Review: Raven Boys by Maggie Stiefvater

It’s been on our minds. It’s been in our posts. I’ve been re-reading. The Fourth book in the Raven Cycle comes out early next year and I want to get you as excited about the books as we are.
I am here to pump you up.



The Raven Cycle is about a quest to find a sleeping King.  Like all quest stories, it involves a band of merry companions who all have their secrets, their desires and their heartaches.  Our Quest Squad contains the Raven Boys: Richard Campbell Gansey III, Ronan N. Lynch, Adam Parrish and the on-again, off-again Noah Czerny who are accompanied by the not-psychic Blue Sargent.  They are searching Henrietta, Virginia for a ley line that should lead them to a Welsh King that was buried in America.  A medieval Welsh king.  I am kind of a Cymruphile so that one little detail was really all my sister had to say to sell me on these books. A Welsh king buried in America and prophesied to return to unite the Welsh and end English tyranny? Sign. Me. Up.
The first installment of the books brings the team together.  Blue Sargent is the only non-psychic in a psychic family and a townie in Henrietta, Virginia home to Ivy League Feeder School Aglionby Academy. Blue’s family run a tarot card reading business and a psychic phone hotline. The Raven Boys are students at the fancy college prep.  Adam is a scholarship kid, Ronan Lynch appears to be the son of a gangster, Noah is quiet, unassuming and fuzzy around the edges, and Gansey is Old Virginia money and the driving force behind the quest for the Welsh King.  Blue keeps crossing paths with the boys in ways that make their teaming up seem fated and inevitable. They have to wake the ley line before someone else gets to it and harnesses its power. Of course, no quest for long forgotten item would be complete without opposing teams questing for the same thing.
This book was a lot of fun to read.  I enjoy all of the characters and I particularly like how they all have their definite strengths and their weaknesses.  Ronan is violent where Gansey is diplomatic.  Adam is thoughtful where the other boys are thoughtless. Blue is grounded where everyone else has their head in the clouds.  On top of the main story of Blue and the Raven Boys, there is a subplot involving Blue’s family that is also complex and interesting.  I cannot wait to see how the series plays out.
So, you should get in on this.  Quests, Kings, Psychics, ley lines, treasure maps, bad guys, flawed good guys, and, I can’t believe I’ve waited until now to mention this, trees that speak Latin!

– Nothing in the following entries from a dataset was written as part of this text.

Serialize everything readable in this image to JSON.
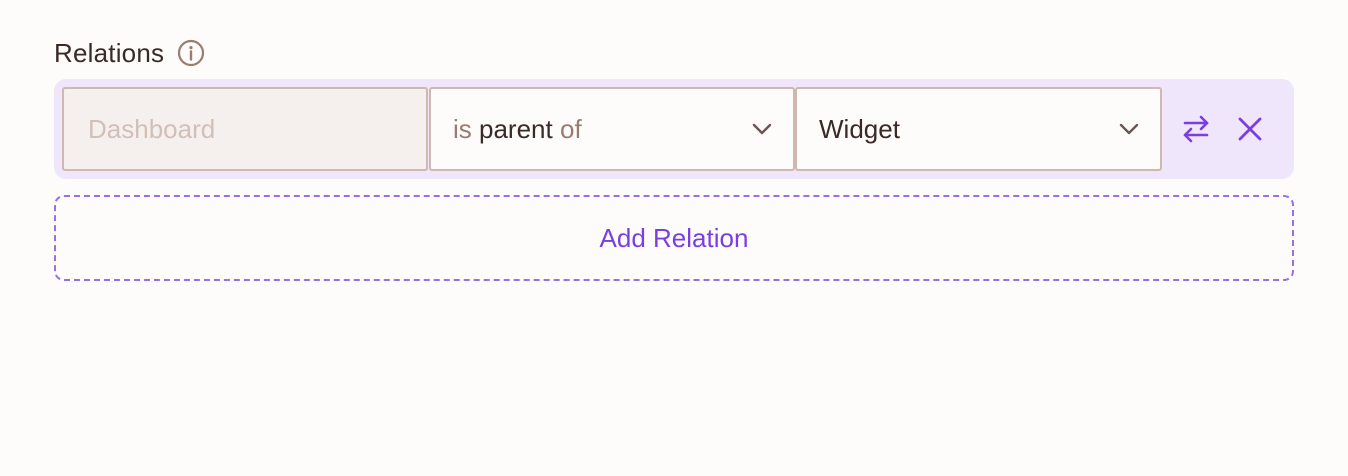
{
  "relations": {
    "title": "Relations",
    "info_icon": "info-icon",
    "rows": [
      {
        "source": "Dashboard",
        "relation": {
          "prefix": "is",
          "middle": "parent",
          "suffix": "of"
        },
        "target": "Widget"
      }
    ],
    "add_label": "Add Relation"
  },
  "colors": {
    "accent": "#7a3fe0",
    "row_background": "#efe6fb",
    "field_border": "#cdb9b0",
    "text": "#3a2a26",
    "muted_text": "#9a7b71"
  },
  "icons": {
    "swap": "swap-arrows-icon",
    "remove": "close-icon",
    "dropdown": "chevron-down-icon"
  }
}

Review: Tempt Me at Twilight by Lisa Kleypas

Last Christmas my Mom handed me this book and said, “I think you’ll like this one.” I was a little skeptical. I don’t usually read romance novels (although, over the last year or so I’ve kind of gotten into them, largely courtesy of my Mom who recommends them). The point of romance seems to be exploring relationships, particularly the beginnings of romantic relationships. And, they can be a little formulaic. Two people meet. They’re perfect for each other but there’s some obstacle (sometimes that one of the participants is 100% not interested in the other.) But, they overcome those obstacles and in the end they are together. At first, I thought this is book was going to be textbook formula. It’s the third in a series that follows the Hathaways and sees the eligible folks in this family paired off. This installment starts with Poppy’s season in the London circuit. She has a beau and is all set to make it work with him (despite the fact that his father would never approve) until she is completely derailed by the dashing (and a little dangerous) hotelier Routledge. I won’t spoil it for you, but what happens next was both unsurprising and delightful.

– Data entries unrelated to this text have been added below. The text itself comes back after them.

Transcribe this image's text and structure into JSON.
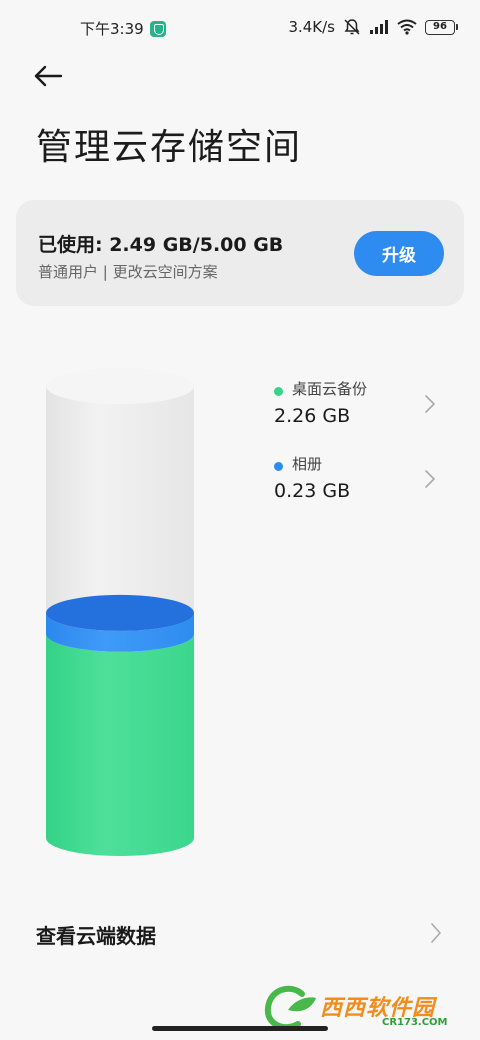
{
  "status_bar": {
    "time": "下午3:39",
    "network_speed": "3.4K/s",
    "battery_level": "96",
    "icons": [
      "shield-icon",
      "mute-icon",
      "signal-icon",
      "wifi-icon",
      "battery-icon"
    ]
  },
  "header": {
    "back_icon": "back-arrow-icon",
    "title": "管理云存储空间"
  },
  "usage_card": {
    "usage_label": "已使用: 2.49 GB/5.00 GB",
    "plan_label": "普通用户 | 更改云空间方案",
    "upgrade_label": "升级"
  },
  "storage": {
    "used_gb": 2.49,
    "total_gb": 5.0,
    "items": [
      {
        "name": "桌面云备份",
        "value": "2.26 GB",
        "color": "#36d48a"
      },
      {
        "name": "相册",
        "value": "0.23 GB",
        "color": "#2e8cf0"
      }
    ]
  },
  "cloud_data": {
    "label": "查看云端数据"
  },
  "watermark": {
    "text": "西西软件园",
    "subtext": "CR173.COM"
  },
  "colors": {
    "accent": "#2e8cf0",
    "green": "#36d48a",
    "blue": "#2e8cf0"
  }
}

I really liked the main characters in this novel. The relationship between Poppy and Routledge is complex and interesting. She’s just not a silly girl on the London circuit, Poppy has depth and is smart and curious. And, Routledge is a straight forward, no-nonsense business man who might be cut throat and ruthless but who also has a secret soft center. I liked the give and take between the two of them. I liked the little mysteries. I liked that the main force of the novel was basically about how two people with separate lives learn how to integrate.

In short, I was surprised by this book and I would definitely recommend it.